When I come home the first thing I hear is my cat. She runs up to me – sometimes stretching from her nap, sometimes poking her head around the door – and she makes squeaking sounds. It makes me feel so welcomed. It’s comforting to know I can depend on someone wanting to see me.
I think that feeling welcomed, coming home and feeling wanted and belonging, is something that most of us hope for in life. Not everyone is able or wants to have pets yet the experience is not unique to animal owners. While it’s true that not all of us will be welcomed home in such a literal sense, it’s one of my goals of my mindfulness practice to be able to cultivate these feelings within myself.
I’ve recently been inspired in my mindfulness practice by the book Radical Acceptance by Tara Brach*. She cautions that mindfulness without self-compassion can be tantamount to a longer list of reasons to be self-critical. As an example, without self-compassion, the thought “I am reacting with emotions instead of logic in this situation” becomes the thought “I practice yoga and meditation; I should know better than to identify with these feelings!” Brach suggests that we instead greet our attention to our struggles as a loving friend might. This means being forgiving and understanding of ourselves when we face difficulty, temptation or failure. Instead of “I should know better,” my response to myself becomes “It’s understandable that I feel this way. Many people feel this way. It’s part of being human. I forgive you. I’m here for you.”
Adding self-compassion to my mindfulness practice has felt like a big boost in my experience. It invites me to be my own best friend. When I am feeling self-critical, mindfulness helps me to identify that I am putting myself down, but self-compassion gives me the next step. It helps me see my strengths, to be grateful for skills I have created, and to be kinder to myself. It makes me feel seen. Just like coming home to someone (or some kitty) who is happy to see me, practicing self-compassion feels like a way of coming home to my own unconditional love.
Questions for reflection:
- What does it mean to feel welcomed?
- Think of a time when you have been critical of yourself. How might you change your response to be more compassionate to yourself?
- Take a mindful moment to notice your breath and your thoughts. Then, ask yourself how you could respond to what is arising in a way that acknowledges your experience as human.
*This book was recommended to me by my teachers at Maha: Ira Richards and Teagan Schweitzer.

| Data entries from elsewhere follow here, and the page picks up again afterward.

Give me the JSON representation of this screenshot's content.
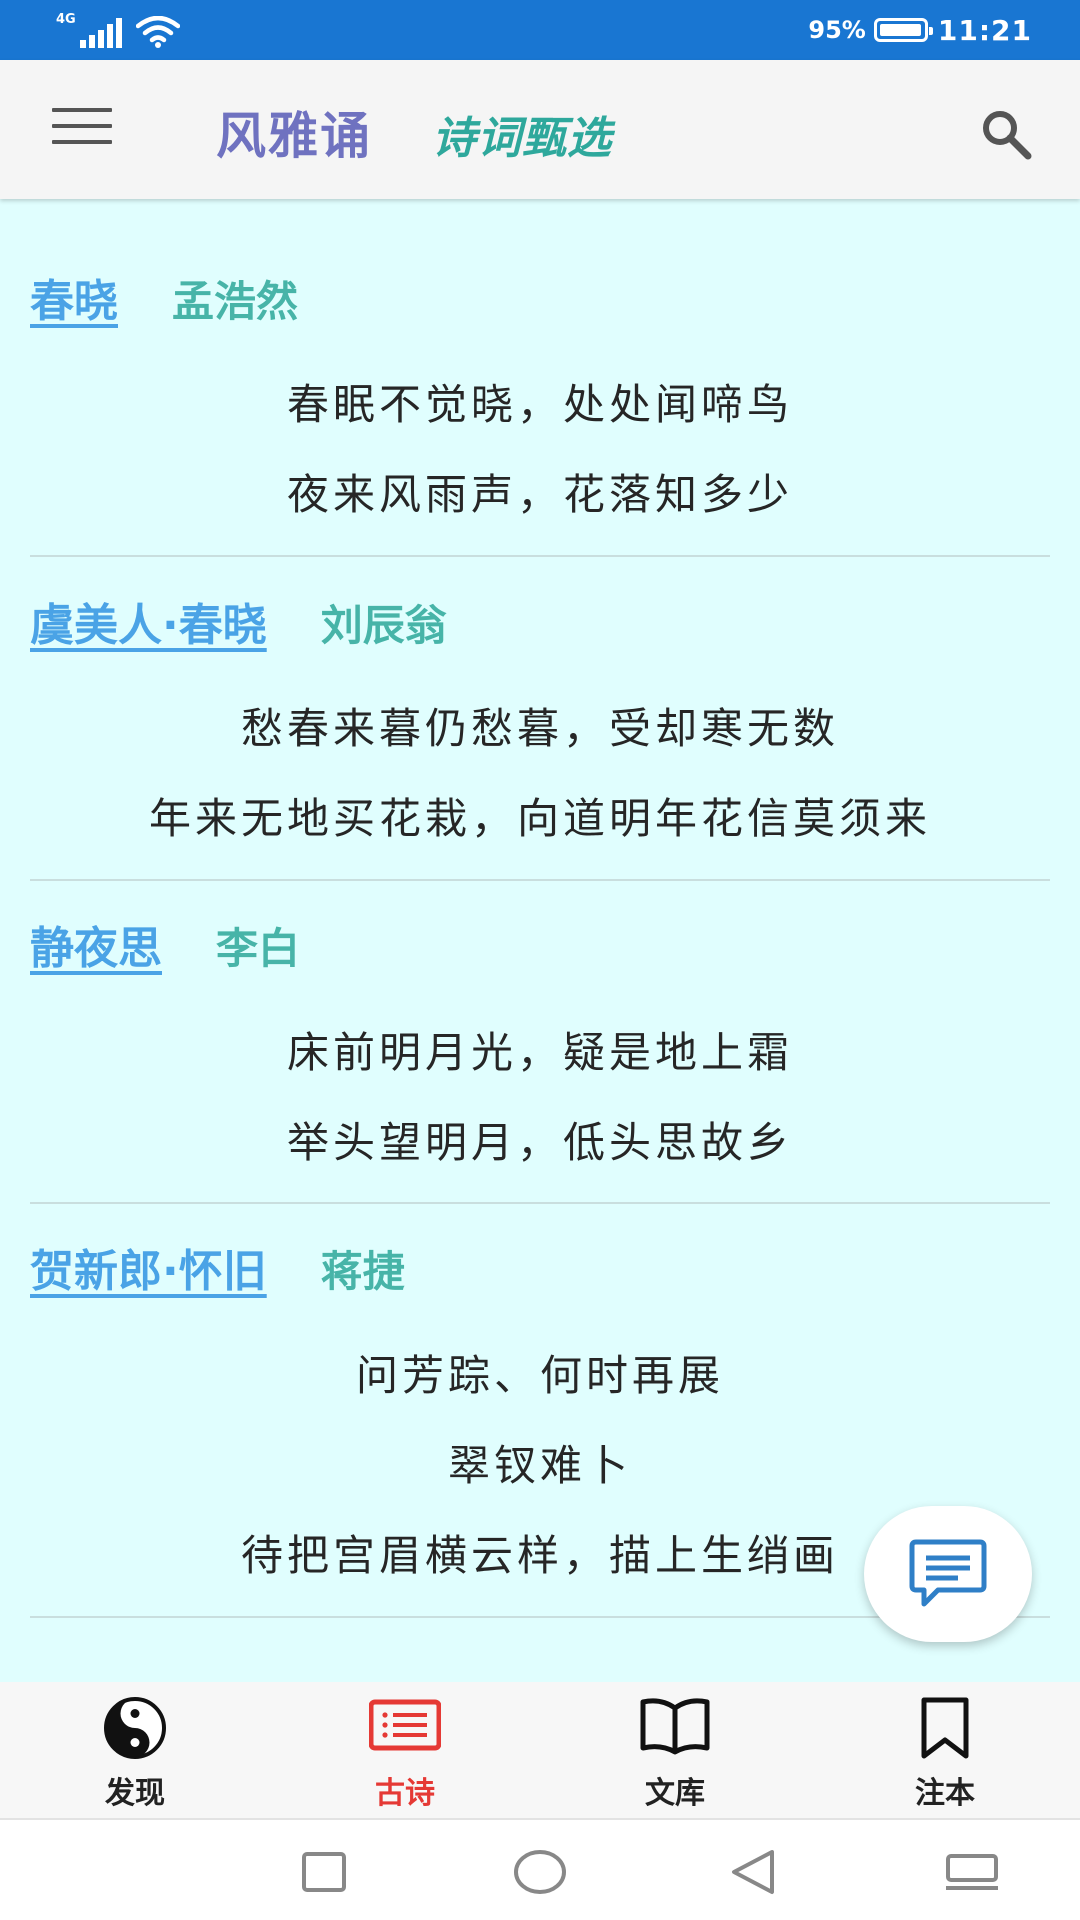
{
  "status_bar": {
    "network": "4G",
    "battery": "95%",
    "time": "11:21"
  },
  "app_bar": {
    "title": "风雅诵",
    "subtitle": "诗词甄选"
  },
  "poems": [
    {
      "title": "春晓",
      "author": "孟浩然",
      "lines": [
        "春眠不觉晓，处处闻啼鸟",
        "夜来风雨声，花落知多少"
      ]
    },
    {
      "title": "虞美人·春晓",
      "author": "刘辰翁",
      "lines": [
        "愁春来暮仍愁暮，受却寒无数",
        "年来无地买花栽，向道明年花信莫须来"
      ]
    },
    {
      "title": "静夜思",
      "author": "李白",
      "lines": [
        "床前明月光，疑是地上霜",
        "举头望明月，低头思故乡"
      ]
    },
    {
      "title": "贺新郎·怀旧",
      "author": "蒋捷",
      "lines": [
        "问芳踪、何时再展",
        "翠钗难卜",
        "待把宫眉横云样，描上生绡画"
      ]
    }
  ],
  "tabs": [
    {
      "label": "发现",
      "icon": "yin-yang-icon",
      "active": false
    },
    {
      "label": "古诗",
      "icon": "list-icon",
      "active": true
    },
    {
      "label": "文库",
      "icon": "book-icon",
      "active": false
    },
    {
      "label": "注本",
      "icon": "bookmark-icon",
      "active": false
    }
  ],
  "colors": {
    "status_bar": "#1976d2",
    "title": "#6f72c0",
    "subtitle": "#2ea89c",
    "poem_title": "#4aa3e6",
    "poem_author": "#47b4a8",
    "content_bg": "#e0fefe",
    "active_tab": "#e53935"
  }
}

This article was provided by Katie Pizziketti as part of a her monthly series, Attitude for Gratitude, in which Katie will explore using gratitude to cultivate a mindful and positive active lifestyle. Join Katie for practice on Sundays at 12:30pm.
Yoga is a treasured part of Katie’s fitness lifestyle. She uses it to build strength, flexibility, and body awareness which complement her interests in running, weight training, and interval exercise. Katie is using yoga to improve her range of motion and wellbeing in ways which were missing from her other exercise routines.
Katie developed an appreciation for accessibility – creating things that can be used by people of any ability level – after several years of working with adults living with serious mental illnesses and other limitations. Her belief is that almost anything can be achieved with the right attitude (and modifications). She loves helping people find their own doable pose that is just the right amount of difficult. Her high-energy classes focus on becoming stronger and stretchier with a smile!